    A random thought about reading music in general. If you think of how a fluent reader of English, for example, reads that language, you realize that you don't really read letter by letter, or probably even word by word. You often read things in groups, sometimes whole phrases or even sentences, and you use your sense of the larger structure to help you navigate the smaller pieces that make up that structure. That's one reason we can often guess at a word we don't know or can't make out.

    Reading music is similar. If you do it enough, you get past the point where you have to read every note individually. You recognize larger groups, shapes, and structures, and don't have to always figure everything out small piece by small piece. This allows you to read more quickly, easily, and efficiently. In some cases IME and IMO, "wrong" notation can mess with this sense by presenting a familiar group/shape/structure in an unfamiliar form, so that you take longer to recognize it and thus play it. For example, most of us know what a root-fifth shape looks like, and I bet that when you see it, you mostly don't need to break it down into its components and work them out--you see it, you grasp it, you play it. But if this is presented in an eccentric way--say, C# to Ab--it can take you longer to see it, because it doesn't look like what it really is. And this can hinder reading.

    I don't want to overstate the problem, if such it is, and I'm not saying using enharmonics is always a disaster. Sometimes it doesn't matter at all, or causes only a minor glitch. But I think that if you have an interest in or need for much reading and writing, it's helpful to make a practice of doing things "correctly." It allows you better capacity for communicating with other musicians. If you know how to write it "right," then you can easily write it "wrong" in situations where you think it would help. If you only know how to write it "wrong," you may find it hard to write it "right" when that would be helpful.

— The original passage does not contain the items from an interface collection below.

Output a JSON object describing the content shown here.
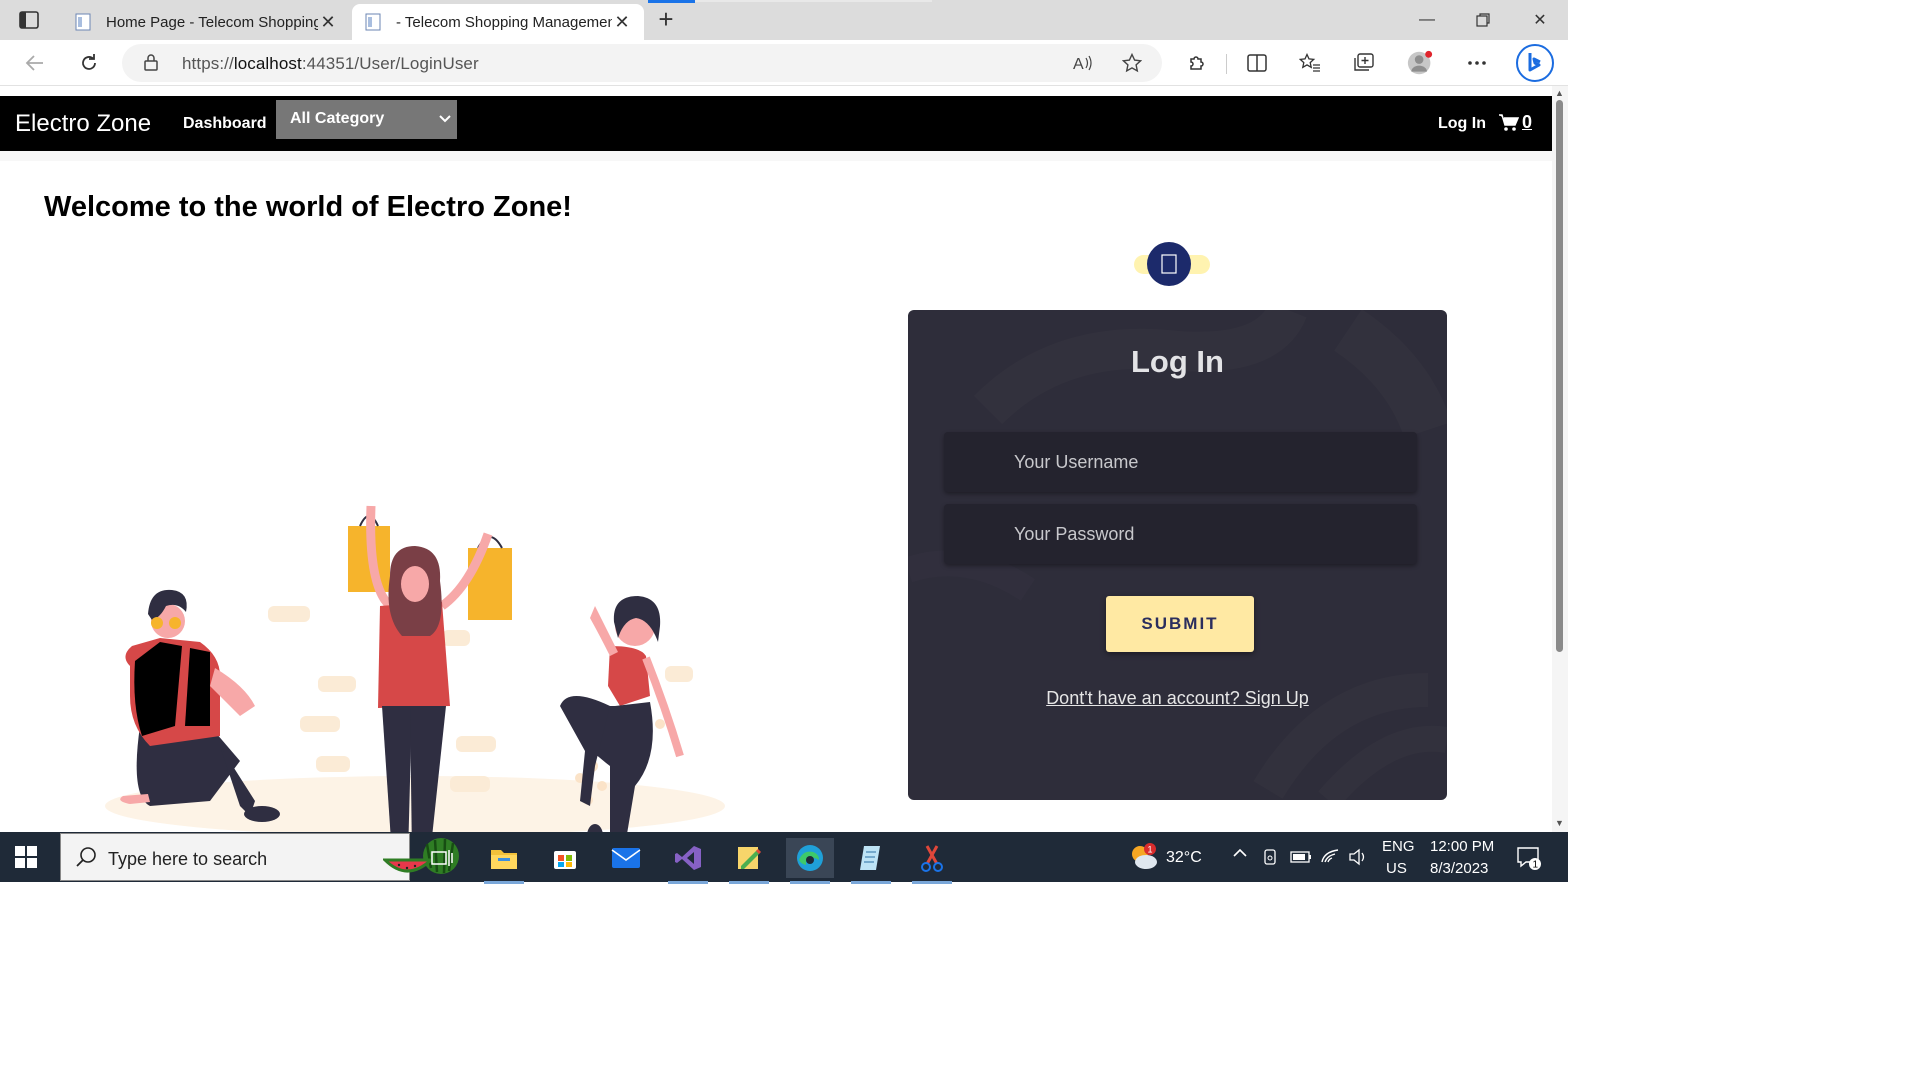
{
  "browser": {
    "tabs": [
      {
        "title": "Home Page - Telecom Shopping",
        "active": false
      },
      {
        "title": "- Telecom Shopping Managemen",
        "active": true
      }
    ],
    "url_host": "localhost",
    "url_prefix": "https://",
    "url_rest": ":44351/User/LoginUser"
  },
  "navbar": {
    "brand": "Electro Zone",
    "dashboard": "Dashboard",
    "category_selected": "All Category",
    "login": "Log In",
    "cart_count": "0"
  },
  "main": {
    "welcome": "Welcome to the world of Electro Zone!"
  },
  "login_card": {
    "title": "Log In",
    "username_placeholder": "Your Username",
    "password_placeholder": "Your Password",
    "submit_label": "SUBMIT",
    "signup_text": "Dont't have an account? Sign Up"
  },
  "taskbar": {
    "search_placeholder": "Type here to search",
    "weather_temp": "32°C",
    "weather_badge": "1",
    "lang_top": "ENG",
    "lang_bottom": "US",
    "time": "12:00 PM",
    "date": "8/3/2023",
    "notif_count": "1"
  },
  "colors": {
    "navbar_bg": "#000000",
    "card_bg": "#2e2d3a",
    "submit_bg": "#ffe9a3",
    "badge_blue": "#1c2a6b",
    "accent_yellow": "#f6b42c",
    "accent_red": "#d64848"
  }
}
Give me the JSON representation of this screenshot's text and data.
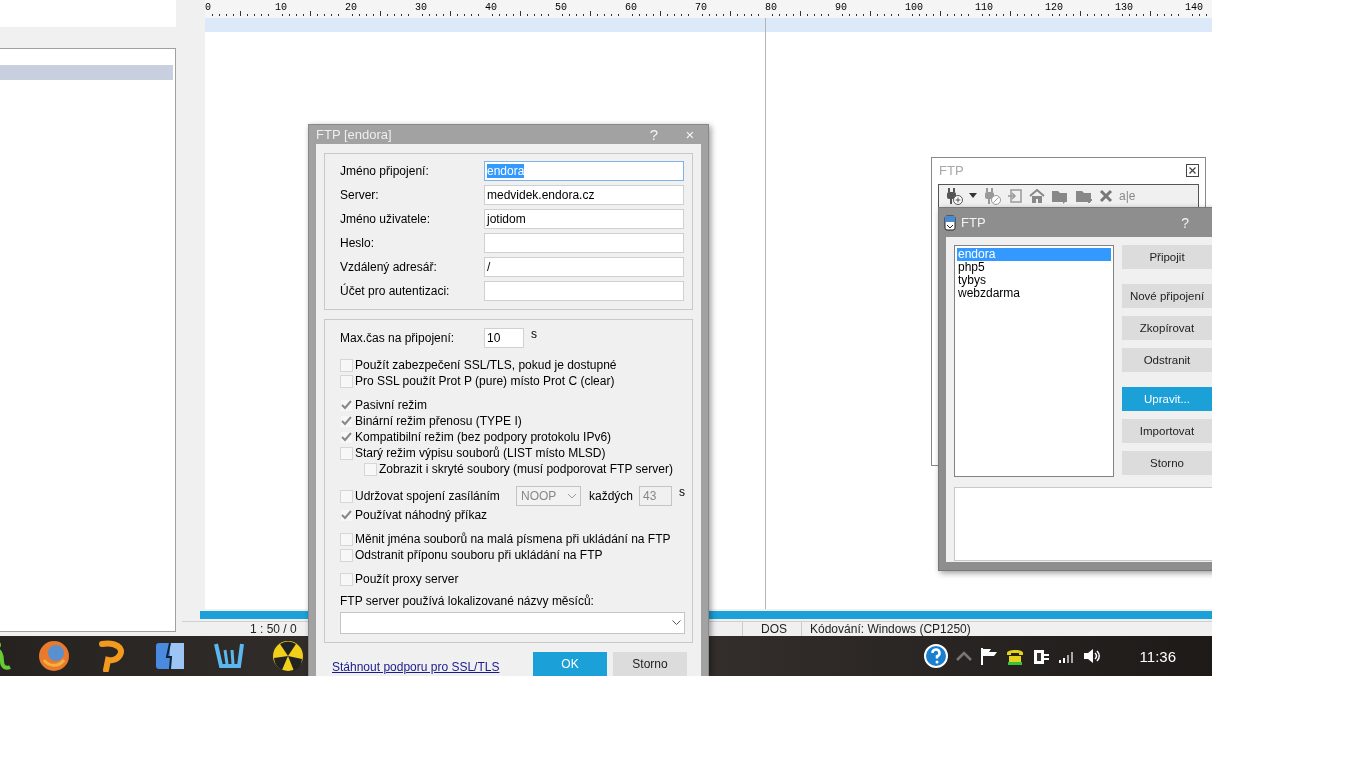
{
  "editor": {
    "ruler_labels": [
      "0",
      "10",
      "20",
      "30",
      "40",
      "50",
      "60",
      "70",
      "80",
      "90",
      "100",
      "110",
      "120",
      "130",
      "140"
    ],
    "status_bar": {
      "position": "1 : 50 / 0",
      "line_ending": "DOS",
      "encoding": "Kódování: Windows (CP1250)"
    }
  },
  "connection_dialog": {
    "title": "FTP  [endora]",
    "help": "?",
    "close": "×",
    "fields": [
      {
        "label": "Jméno připojení:",
        "value": "endora",
        "focused": true
      },
      {
        "label": "Server:",
        "value": "medvidek.endora.cz",
        "focused": false
      },
      {
        "label": "Jméno uživatele:",
        "value": "jotidom",
        "focused": false
      },
      {
        "label": "Heslo:",
        "focused": false
      },
      {
        "label": "Vzdálený adresář:",
        "value": "/",
        "focused": false
      },
      {
        "label": "Účet pro autentizaci:",
        "focused": false
      }
    ],
    "timeout": {
      "label": "Max.čas na připojení:",
      "value": "10",
      "unit": "s"
    },
    "option_groups": [
      [
        {
          "kind": "checkbox",
          "label": "Použít zabezpečení SSL/TLS, pokud je dostupné",
          "checked": false
        },
        {
          "kind": "checkbox",
          "label": "Pro SSL použít Prot P (pure) místo Prot C (clear)",
          "checked": false
        }
      ],
      [
        {
          "kind": "checkbox",
          "label": "Pasivní režim",
          "checked": true
        },
        {
          "kind": "checkbox",
          "label": "Binární režim přenosu (TYPE I)",
          "checked": true
        },
        {
          "kind": "checkbox",
          "label": "Kompatibilní režim (bez podpory protokolu IPv6)",
          "checked": true
        },
        {
          "kind": "checkbox",
          "label": "Starý režim výpisu souborů (LIST místo MLSD)",
          "checked": false,
          "children": [
            {
              "kind": "checkbox",
              "label": "Zobrazit i skryté soubory (musí podporovat FTP server)",
              "checked": false
            }
          ]
        }
      ],
      [
        {
          "kind": "keepalive",
          "label": "Udržovat spojení zasíláním",
          "checked": false,
          "command": "NOOP",
          "every_label": "každých",
          "interval": "43",
          "unit": "s",
          "disabled": true
        },
        {
          "kind": "checkbox",
          "label": "Používat náhodný příkaz",
          "checked": true
        }
      ],
      [
        {
          "kind": "checkbox",
          "label": "Měnit jména souborů na malá písmena při ukládání na FTP",
          "checked": false
        },
        {
          "kind": "checkbox",
          "label": "Odstranit příponu souboru při ukládání na FTP",
          "checked": false
        }
      ],
      [
        {
          "kind": "checkbox",
          "label": "Použít proxy server",
          "checked": false
        }
      ]
    ],
    "month_names": {
      "label": "FTP server používá lokalizované názvy měsíců:"
    },
    "link": "Stáhnout podporu pro SSL/TLS",
    "buttons": [
      {
        "label": "OK",
        "default": true
      },
      {
        "label": "Storno",
        "default": false
      }
    ]
  },
  "ftp_panel": {
    "title": "FTP",
    "toolbar_text": "a|e"
  },
  "connections_dialog": {
    "title": "FTP",
    "help": "?",
    "connections": [
      {
        "name": "endora",
        "selected": true
      },
      {
        "name": "php5",
        "selected": false
      },
      {
        "name": "tybys",
        "selected": false
      },
      {
        "name": "webzdarma",
        "selected": false
      }
    ],
    "button_groups": [
      [
        {
          "label": "Připojit",
          "default": false
        }
      ],
      [
        {
          "label": "Nové připojení",
          "default": false
        },
        {
          "label": "Zkopírovat",
          "default": false
        },
        {
          "label": "Odstranit",
          "default": false
        }
      ],
      [
        {
          "label": "Upravit...",
          "default": true
        },
        {
          "label": "Importovat",
          "default": false
        },
        {
          "label": "Storno",
          "default": false
        }
      ]
    ]
  },
  "taskbar": {
    "time": "11:36"
  }
}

    Just my $0.02.
     
  18. steveb98

    steveb98 [acct disabled - multiple aliases]

    Mar 15, 2006
    Venice, CA
    My two cents...

    Depends on who its for. If for classical or theory discussion use the double sharps and flats. Talk to copyists for TV/film studio work (what few are left) then use what is easist to read for the musicians. So that could mean enharmonic or double accidentals what makes it easy to read. Classical musicians their whole life if reading music. If give a chart and things go bad its the musicians fault in general. In the studio where time is money if things go wrong it's the copyists fault. Things have to be easy to read.

    Personally I like enharmonic for single lines, but chords rather see the accidentals.
     
  19. ryco

    ryco

    Apr 24, 2005
    97465
    When I'm sightreading and a chart is notated incorrectly I find it a little distracting - just for a milisecond. But I see enharmonic equivalents used so often it doesn't bother me any more.

    I understand the ease of reading mode of thought, but in my case it does just the opposite.

    It's a little lazy and incorrect, but it's no big deal. It used to irk me as a theory student, but the fact it made me stop and think about it maybe was a good thing in the long run

    peace
     
  20. fcleff

    fcleff

    Apr 22, 2005
    Austin, Texas
    The harp is tuned to the key of Cb Major in order to avoid using too many x's and bb's. Still, it happens sometimes.

    Often, on a stringed instrument (without frets) the sound of a B# will be slightly different than the sound of a C. An Fx will sound slightly different than a G. This is because they tend (not always) to be leading tones. For this reason, whenever I have to write a score or part, I retain the integrity of x's and bb's.

    :bassist:
     

Share This Page

  1. This site uses cookies to help personalise content, tailor your experience and to keep you logged in if you register.
    By continuing to use this site, you are consenting to our use of cookies.